Nova Scotia

Paqtnkek running club is 'building resilience' in its members

A running group on the Paqtnkek Mi'kmaw Nation near Antigonish, N.S., is helping change the lives of its youth participants.

'I'm so grateful they have these kind of opportunities,' says student support worker

Charlie Ashawasegai and Haley Paul proudly show off a Mi'kmaq flag while on a trip to the Cayman Islands to run a half-marathon. (Submitted by Marsha Purcell)

A running group on the Paqtnkek Mi'kmaw Nation near Antigonish, N.S., is helping change the lives of its youth participants.

For Grade 9 student Charlie Ashawasegai, every stride helps keep him on the right track.

"It takes you down a journey you want to be on and not a bad one where you don't want to be," he said.

The club was started by Linda Peters and East Antigonish Education Centre teacher Marsha Purcell.

The pair was inspired by the work of Maggie MacDonnell, a Nova Scotian who is known for her teaching work in an Inuit community in northern Quebec.

In 2017, MacDonnell won a $1 million US prize for teaching excellence.
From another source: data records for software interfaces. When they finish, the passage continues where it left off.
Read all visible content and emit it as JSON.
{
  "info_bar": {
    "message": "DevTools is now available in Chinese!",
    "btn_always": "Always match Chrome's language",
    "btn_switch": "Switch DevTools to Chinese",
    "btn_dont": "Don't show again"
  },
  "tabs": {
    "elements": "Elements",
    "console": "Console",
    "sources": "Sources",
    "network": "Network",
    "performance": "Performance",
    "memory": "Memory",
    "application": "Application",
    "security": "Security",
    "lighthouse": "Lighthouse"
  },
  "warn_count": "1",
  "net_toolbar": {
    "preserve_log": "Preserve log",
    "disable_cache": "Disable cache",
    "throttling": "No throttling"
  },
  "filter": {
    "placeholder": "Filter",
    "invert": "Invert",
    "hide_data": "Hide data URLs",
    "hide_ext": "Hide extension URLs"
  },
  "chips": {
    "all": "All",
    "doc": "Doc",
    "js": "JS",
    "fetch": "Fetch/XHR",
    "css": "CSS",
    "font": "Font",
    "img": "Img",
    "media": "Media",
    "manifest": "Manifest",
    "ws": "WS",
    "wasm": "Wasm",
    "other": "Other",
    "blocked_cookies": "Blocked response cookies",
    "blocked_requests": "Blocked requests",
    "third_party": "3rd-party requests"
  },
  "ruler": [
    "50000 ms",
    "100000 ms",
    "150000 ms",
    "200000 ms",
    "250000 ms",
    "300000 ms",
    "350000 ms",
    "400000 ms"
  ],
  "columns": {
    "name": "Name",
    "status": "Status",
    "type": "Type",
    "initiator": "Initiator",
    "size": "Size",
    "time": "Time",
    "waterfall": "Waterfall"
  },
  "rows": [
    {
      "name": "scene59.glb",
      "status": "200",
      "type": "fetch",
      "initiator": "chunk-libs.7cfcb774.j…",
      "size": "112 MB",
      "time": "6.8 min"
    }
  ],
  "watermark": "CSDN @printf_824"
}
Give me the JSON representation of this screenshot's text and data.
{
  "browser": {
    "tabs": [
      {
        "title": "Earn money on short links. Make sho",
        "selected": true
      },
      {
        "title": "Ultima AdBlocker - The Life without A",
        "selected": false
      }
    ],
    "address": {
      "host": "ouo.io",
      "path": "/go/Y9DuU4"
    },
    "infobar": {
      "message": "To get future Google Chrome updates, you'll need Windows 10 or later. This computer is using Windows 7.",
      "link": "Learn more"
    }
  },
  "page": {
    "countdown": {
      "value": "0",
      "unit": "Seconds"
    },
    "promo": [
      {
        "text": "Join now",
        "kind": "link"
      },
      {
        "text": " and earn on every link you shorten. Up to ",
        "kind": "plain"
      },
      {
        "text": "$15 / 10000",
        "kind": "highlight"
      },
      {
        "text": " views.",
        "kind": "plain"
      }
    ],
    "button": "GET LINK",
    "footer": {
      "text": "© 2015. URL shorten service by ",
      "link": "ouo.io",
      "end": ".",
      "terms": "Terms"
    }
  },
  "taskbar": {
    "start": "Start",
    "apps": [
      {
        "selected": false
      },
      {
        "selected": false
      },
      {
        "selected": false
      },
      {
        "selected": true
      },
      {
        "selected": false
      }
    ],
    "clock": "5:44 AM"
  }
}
One of her programs is a running club.

"They are building resilience," said Purcell. "They have a new coping strategy and they are being role models."

A cold January day wasn't enough to deter the running club from hitting the streets. (CBC)

One of the incentives for starting the club is that MacDonnell invited club members to join her in the Cayman Islands last December for a half-marathon with 20 other Indigenous runners from Canada.

Grade 12 student Haley Paul made the trek from Paqtnkek to the Cayman Islands. She said the race was gruelling and she thought of walking until she heard the race announcer say something.

Haley Paul, left, is shown with her late mother. Haley said being in the running club has helped her with her grief. (Submitted by Haley Paul)

"He said your body is going to want to give up, you're going to want to give up," Paul said. "But it's all your mind telling you you can't do it. But if you push through you can show how strong you really are. And that's what kept me going."

Running has been an important outlet for Paul. Her mother died last February.

"I'd been under a lot of stress," said Paul.

April Prosper is the support worker for Indigenous students at the East Antigonish Education Centre. She said the club provides participants with much-needed opportunities.

"A lot of our youth, they don't have these kind of opportunities," she said. "I'm so grateful they have these kind of opportunities to spread their wings and go out in the world and see what it's like."

About the Author

Colleen Jones


World champion curler Colleen Jones has been reporting with CBC News for nearly three decades. Follow her on Twitter @cbccolleenjones.